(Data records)
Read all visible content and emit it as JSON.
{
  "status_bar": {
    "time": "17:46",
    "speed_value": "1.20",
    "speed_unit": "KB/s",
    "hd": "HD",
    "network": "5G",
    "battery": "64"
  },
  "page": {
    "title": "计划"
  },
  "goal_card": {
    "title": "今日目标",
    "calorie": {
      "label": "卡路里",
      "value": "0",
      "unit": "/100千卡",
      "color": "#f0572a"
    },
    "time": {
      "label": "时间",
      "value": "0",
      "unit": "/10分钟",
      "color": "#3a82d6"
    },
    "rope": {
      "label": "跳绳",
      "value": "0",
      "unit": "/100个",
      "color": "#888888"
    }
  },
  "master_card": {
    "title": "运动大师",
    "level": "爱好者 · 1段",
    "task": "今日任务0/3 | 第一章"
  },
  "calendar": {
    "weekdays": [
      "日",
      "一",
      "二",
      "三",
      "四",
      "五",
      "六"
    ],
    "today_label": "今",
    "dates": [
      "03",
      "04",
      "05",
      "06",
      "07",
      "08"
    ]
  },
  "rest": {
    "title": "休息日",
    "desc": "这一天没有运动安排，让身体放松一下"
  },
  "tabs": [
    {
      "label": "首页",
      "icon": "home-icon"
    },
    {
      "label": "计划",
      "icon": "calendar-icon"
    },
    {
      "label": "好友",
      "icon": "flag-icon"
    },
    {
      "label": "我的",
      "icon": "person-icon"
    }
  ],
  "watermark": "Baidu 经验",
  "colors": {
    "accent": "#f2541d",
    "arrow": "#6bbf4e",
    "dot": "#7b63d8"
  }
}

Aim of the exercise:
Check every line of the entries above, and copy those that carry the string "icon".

Exercise answer:
      "icon": "home-icon"
      "icon": "calendar-icon"
      "icon": "flag-icon"
      "icon": "person-icon"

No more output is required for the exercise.